Strong attenuation of ischemic and postischemic brain edema in rats by a novel free radical scavenger.
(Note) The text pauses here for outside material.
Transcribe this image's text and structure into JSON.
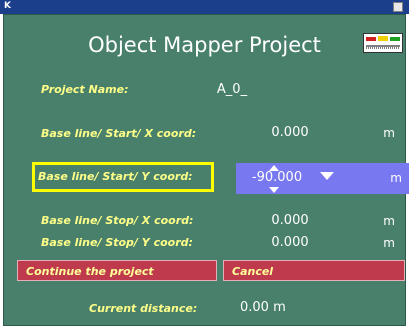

Regional changes in the amount of free fatty acids, polyphosphoinositides, and water content in the cerebral cortex were examined using a middle cerebral artery occlusion model of rats. The amount of various free fatty acids increased as polyphosphoinositides decreased during 3 and 6 hours of ischemia in the occluded middle cerebral artery territory. After 3 hours of reperfusion following 3 hours of ischemia, free fatty acids partially recovered while polyphosphoinositides did not. Water content increased significantly after 3 and 6 hours of ischemia, and a further increase was found after 3 hours of reperfusion following 3 hours of ischemia. The change of polyenoic fatty acids in this occluded middle cerebral artery territory was much smaller than that in the case of decapitation ischemia, although the amounts of polyphosphoinositides and monoenoic and saturated fatty acids showed almost identical changes in both cases, probably because polyenoic fatty acids may be washed out and/or peroxidatively consumed in the middle cerebral artery occlusion model due to its residual blood flow. Changes in the area surrounding the occluded middle cerebral artery territory were similar to the above results, although less dramatic. However, there was no change in free fatty acids, polyphosphoinositides, and water content in the contralateral cortex. A novel free radical scavenger (MCI-186), which prevents both nonenzymatic peroxidation and lipoxygenase activity in vitro, markedly attenuated the ischemic and postischemic brain swelling. These results suggest that free radical mechanisms may be involved in ischemic and postischemic brain edema.
- Copyright © 1988 by American Heart Association